While many companies find an angle - platform or genre - and focus efforts into a single product, Farnborough, UK-based nDreams has taken a different approach in the past couple of years, experimenting in a variety of sectors, both self-publishing and working with partners.
Here, CEO Patrick O'Luanaigh explains why that method has worked in the past, how the various digital platforms have developed, the company's learnings from working on Facebook, and why a greater focus is likely to come in the future.
Well, we've been around for about three and a half years now - I was formerly the creative director at Eidos, but I really wanted to set up my own studio, it's something I've always wanted to do. So I set up nDreams really to try and make innovative, different games.
What we tend not to do is focus on the big traditional games - we tend to work around the edges of the space, with brands or TV companies or film directors; or publishing on new platforms such as PlayStation Home; or bringing alternate reality games to console.
We work around the edges, and everything we've done so far has been around those lines. Our biggest success so far has been a game called Xi for Sony, which is a big alternate reality game in Home and has had three million visits in three months. We're really pleased with that.
We've also been doing some brand stuff - including a game with Lewis Hamilton for Reebok, some things with Crunchie, and a 3D Facebook game for a dance movie.

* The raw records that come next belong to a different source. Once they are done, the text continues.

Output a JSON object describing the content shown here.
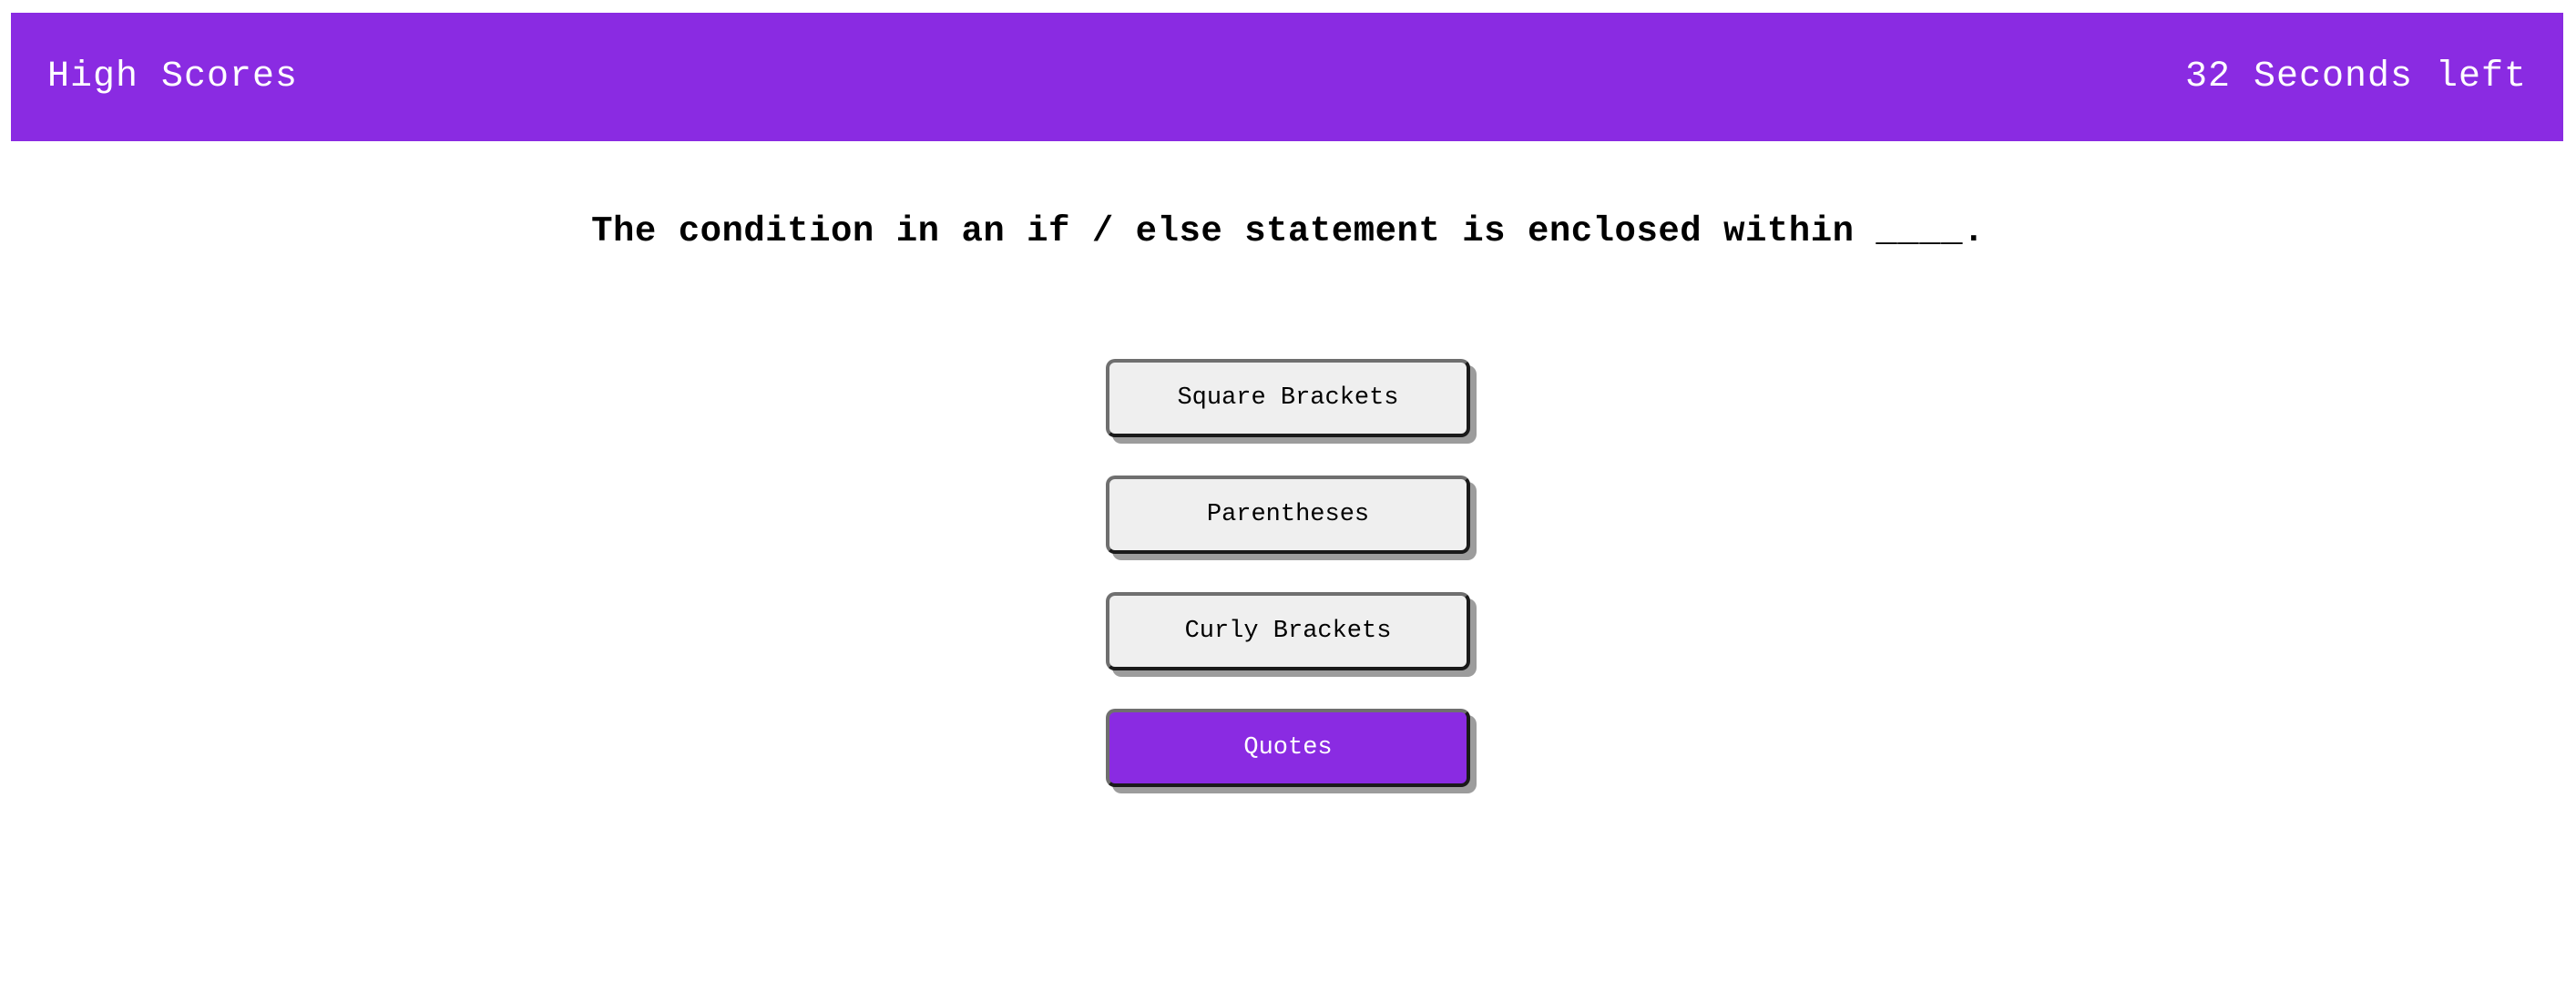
{
  "header": {
    "high_scores_label": "High Scores",
    "timer_text": "32 Seconds left",
    "background_color": "#8a2be2"
  },
  "question": {
    "text": "The condition in an if / else statement is enclosed within ____."
  },
  "answers": [
    {
      "label": "Square Brackets",
      "selected": false
    },
    {
      "label": "Parentheses",
      "selected": false
    },
    {
      "label": "Curly Brackets",
      "selected": false
    },
    {
      "label": "Quotes",
      "selected": true
    }
  ],
  "colors": {
    "accent": "#8a2be2",
    "button_background": "#efefef",
    "button_shadow": "#9c9c9c"
  }
}
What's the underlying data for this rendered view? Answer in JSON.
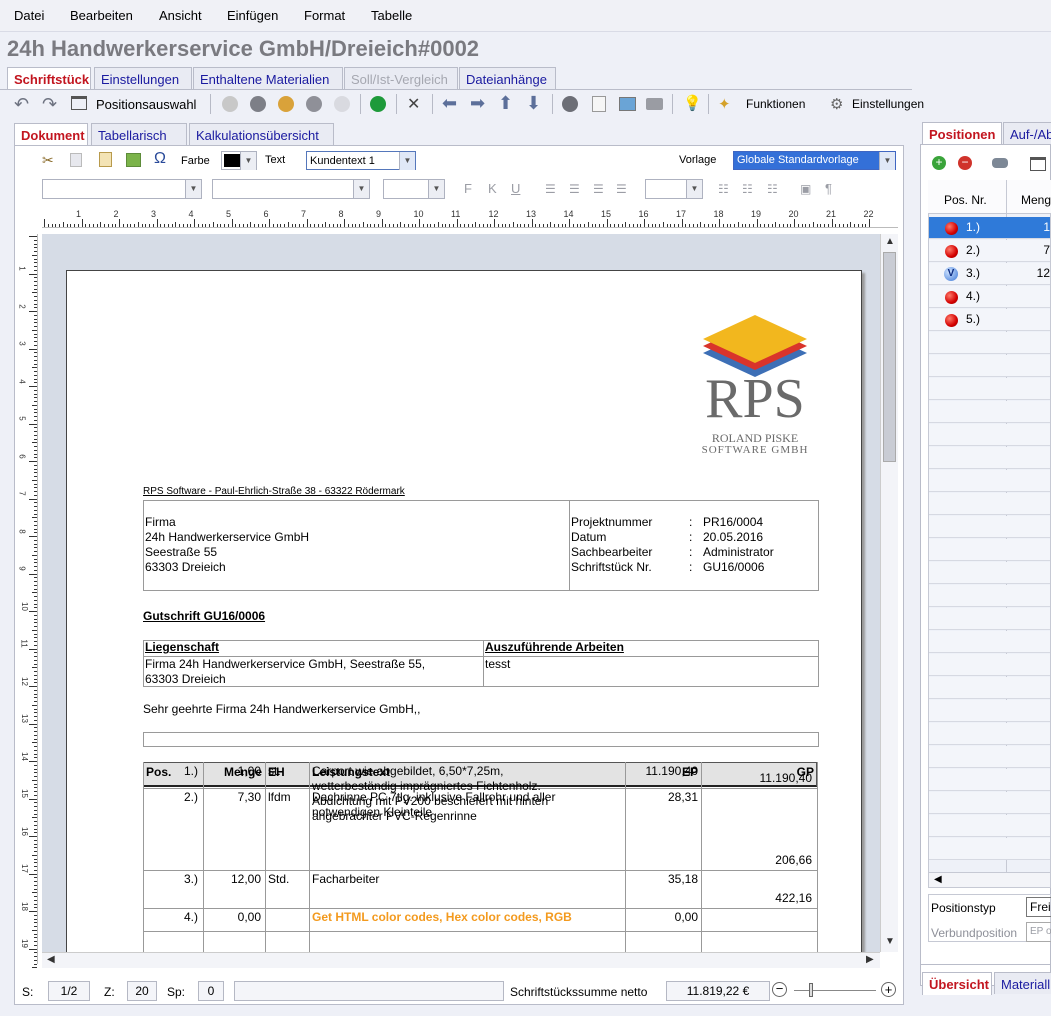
{
  "menu": [
    "Datei",
    "Bearbeiten",
    "Ansicht",
    "Einfügen",
    "Format",
    "Tabelle"
  ],
  "window_title": "24h Handwerkerservice GmbH/Dreieich#0002",
  "main_tabs": [
    "Schriftstück",
    "Einstellungen",
    "Enthaltene Materialien",
    "Soll/Ist-Vergleich",
    "Dateianhänge"
  ],
  "toolbar": {
    "positionsauswahl": "Positionsauswahl",
    "funktionen": "Funktionen",
    "einstellungen": "Einstellungen"
  },
  "doc_tabs": [
    "Dokument",
    "Tabellarisch",
    "Kalkulationsübersicht"
  ],
  "format_bar": {
    "farbe_label": "Farbe",
    "text_label": "Text",
    "text_style": "Kundentext 1",
    "vorlage_label": "Vorlage",
    "vorlage_value": "Globale Standardvorlage"
  },
  "format_buttons": [
    "F",
    "K",
    "U"
  ],
  "ruler_numbers": [
    "1",
    "2",
    "3",
    "4",
    "5",
    "6",
    "7",
    "8",
    "9",
    "10",
    "11",
    "12",
    "13",
    "14",
    "15",
    "16",
    "17",
    "18",
    "19",
    "20",
    "21",
    "22"
  ],
  "vruler_numbers": [
    "1",
    "2",
    "3",
    "4",
    "5",
    "6",
    "7",
    "8",
    "9",
    "10",
    "11",
    "12",
    "13",
    "14",
    "15",
    "16",
    "17",
    "18",
    "19"
  ],
  "logo": {
    "text": "RPS",
    "line1": "ROLAND PISKE",
    "line2": "SOFTWARE GMBH",
    "colors": [
      "#f2b71e",
      "#d9342b",
      "#3d6fb6"
    ]
  },
  "sender_line": "RPS Software - Paul-Ehrlich-Straße 38 - 63322 Rödermark",
  "address": [
    "Firma",
    "24h Handwerkerservice GmbH",
    "Seestraße 55",
    "63303 Dreieich"
  ],
  "meta": [
    {
      "label": "Projektnummer",
      "value": "PR16/0004"
    },
    {
      "label": "Datum",
      "value": "20.05.2016"
    },
    {
      "label": "Sachbearbeiter",
      "value": "Administrator"
    },
    {
      "label": "Schriftstück Nr.",
      "value": "GU16/0006"
    }
  ],
  "doc_heading": "Gutschrift GU16/0006",
  "property": {
    "h1": "Liegenschaft",
    "h2": "Auszuführende Arbeiten",
    "v1a": "Firma 24h Handwerkerservice GmbH, Seestraße 55,",
    "v1b": "63303 Dreieich",
    "v2": "tesst"
  },
  "greeting": "Sehr geehrte Firma 24h Handwerkerservice GmbH,,",
  "table": {
    "headers": [
      "Pos.",
      "Menge",
      "EH",
      "Leistungstext",
      "EP",
      "GP"
    ],
    "rows": [
      {
        "pos": "1.)",
        "menge": "1,00",
        "eh": "st.",
        "text": [
          "Carport wie abgebildet, 6,50*7,25m,",
          "wetterbeständig imprägniertes Fichtenholz.",
          "Abdichtung mit PV200 beschiefert mit hinten",
          "angebrachter PVC-Regenrinne"
        ],
        "ep": "11.190,40",
        "gp": "11.190,40"
      },
      {
        "pos": "2.)",
        "menge": "7,30",
        "eh": "lfdm",
        "text": [
          "Dachrinne PC 7tlg. inklusive Fallrohr und aller",
          "notwendigen Kleinteile"
        ],
        "ep": "28,31",
        "gp": "206,66"
      },
      {
        "pos": "3.)",
        "menge": "12,00",
        "eh": "Std.",
        "text": [
          "Facharbeiter"
        ],
        "ep": "35,18",
        "gp": "422,16"
      },
      {
        "pos": "4.)",
        "menge": "0,00",
        "eh": "",
        "text": [
          "Get HTML color codes, Hex color codes, RGB"
        ],
        "ep": "0,00",
        "gp": ""
      }
    ],
    "highlight_color": "#f39a1e"
  },
  "status": {
    "s_label": "S:",
    "s_value": "1/2",
    "z_label": "Z:",
    "z_value": "20",
    "sp_label": "Sp:",
    "sp_value": "0",
    "sum_label": "Schriftstückssumme netto",
    "sum_value": "11.819,22 €"
  },
  "right": {
    "tabs": [
      "Positionen",
      "Auf-/Ab"
    ],
    "headers": [
      "Pos. Nr.",
      "Meng"
    ],
    "rows": [
      {
        "pos": "1.)",
        "menge": "1",
        "type": "red"
      },
      {
        "pos": "2.)",
        "menge": "7",
        "type": "red"
      },
      {
        "pos": "3.)",
        "menge": "12",
        "type": "v"
      },
      {
        "pos": "4.)",
        "menge": "",
        "type": "red"
      },
      {
        "pos": "5.)",
        "menge": "",
        "type": "red"
      }
    ],
    "v_letter": "V",
    "props": [
      {
        "label": "Positionstyp",
        "value": "Frei"
      },
      {
        "label": "Verbundposition",
        "value": "EP o"
      }
    ],
    "bottom_tabs": [
      "Übersicht",
      "Materiall"
    ]
  }
}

But we're also doing more and more publishing - we've published more and more apartments and items in PlayStation Home, as well as our first Facebook game, called Spirit of Adventure which is aimed at women. It's got great narrative, great puzzles, which open up week-by-week.
And we've been growing slowly - we're up to 25 people, we're self-funded, we're independent, we've never had any venture capital. We're exploring the new digital spaces that have opened up, so we're in a situation now where we're starting to focus a lot more. We've tried a lot of things out, but now we have a really big focus on Home - we see it as a growing platform in its own right, somewhere you can actually create a proper, big game, rather than just using it to promote PS3 or PSN games.
We've got some very cool things along those lines that we're working on; and we're also doing some very cool things - some very different kinds of games on PSN and XBLA. We think those are very exciting ideas, that we're buzzing to tell people about.
So - we're looking at new IPs, more and more publishing, and we'll continue to do some work-for-hire on some of the new platforms as well.
I think there's an argument that until you know exactly what you want to do, you should try a few things out and see what works - particularly when there are new spaces opening up. That was where we came from - the digital platforms were all very new, the App Store and Home, lots of new things coming on all the time.
We didn't feel we knew which one was going to be the winner - Facebook was taking off, but we didn't just want to dive into that, we wanted to play around. We're into doing innovative things - that's something that grabs our attention - but that precludes us from doing lots of things on the same platform... we'd get bored quickly.
That's not to say that if we find something hugely successful we won't focus on it, but we haven't really found that until now, so the idea was to explore different areas and try things out - discover which platforms were the most commercial, which we can make money on.
It seems quite a sensible model - if you want to go dig gold, you drill lots of holes and see which seam is the richest... and then focus on that. We're now moving into a phase where we've got a much better idea of where we want to go, so we're focusing more on a couple of different areas.